» EXERCISE DESCRIPTION
Your reply should be a faithful copy of the records below, free of pictures.

» SUPPLIED INFORMATION
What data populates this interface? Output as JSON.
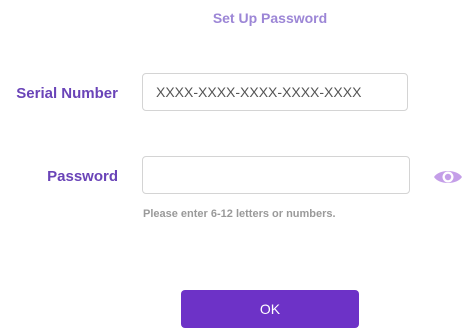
{
  "form": {
    "title": "Set Up Password",
    "serial": {
      "label": "Serial Number",
      "placeholder": "XXXX-XXXX-XXXX-XXXX-XXXX",
      "value": ""
    },
    "password": {
      "label": "Password",
      "placeholder": "",
      "value": "",
      "visibility_icon": "eye-icon",
      "hint": "Please enter 6-12 letters or numbers."
    },
    "ok_label": "OK"
  },
  "colors": {
    "title": "#9c86d6",
    "label": "#6a44b8",
    "button": "#6d32c7",
    "eye_icon": "#c49ee8",
    "hint": "#9a9a9a"
  }
}
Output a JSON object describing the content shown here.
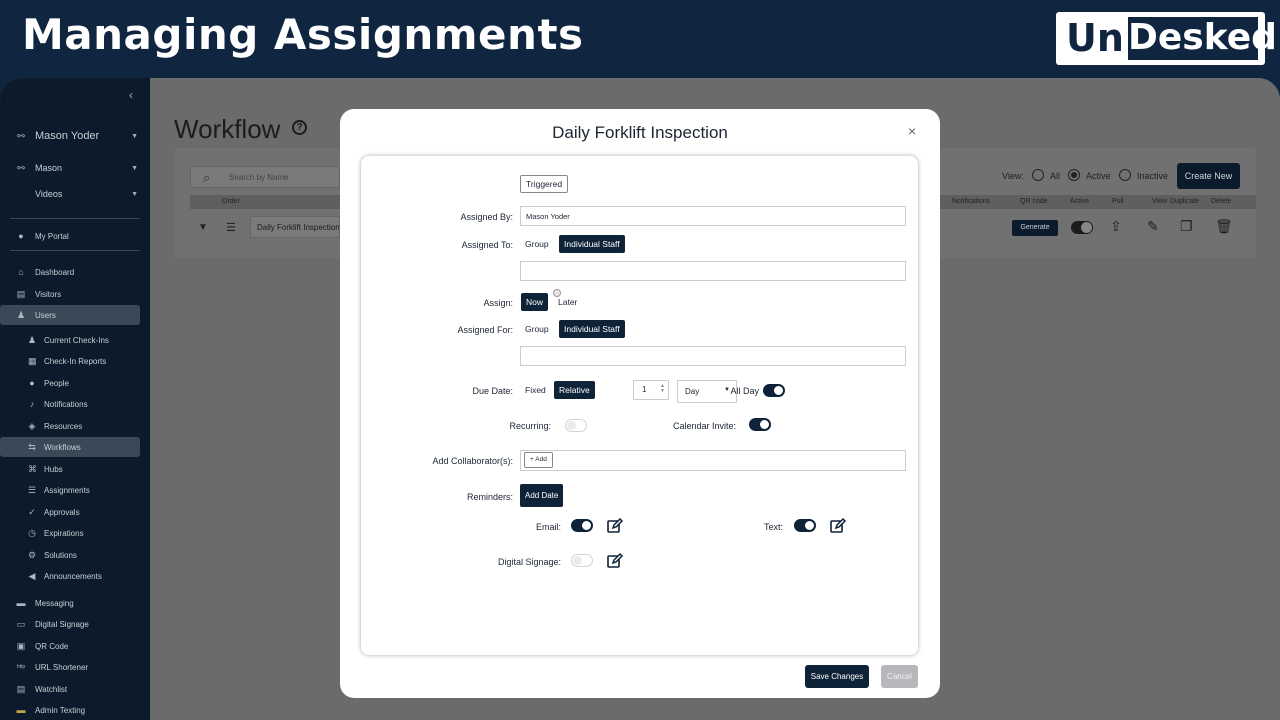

» WORKED SOLUTION
What data populates this interface? Output as JSON.
{
  "form": {
    "title": "Set Up Password",
    "serial": {
      "label": "Serial Number",
      "placeholder": "XXXX-XXXX-XXXX-XXXX-XXXX",
      "value": ""
    },
    "password": {
      "label": "Password",
      "placeholder": "",
      "value": "",
      "visibility_icon": "eye-icon",
      "hint": "Please enter 6-12 letters or numbers."
    },
    "ok_label": "OK"
  },
  "colors": {
    "title": "#9c86d6",
    "label": "#6a44b8",
    "button": "#6d32c7",
    "eye_icon": "#c49ee8",
    "hint": "#9a9a9a"
  }
}
Output a JSON object describing the content shown here.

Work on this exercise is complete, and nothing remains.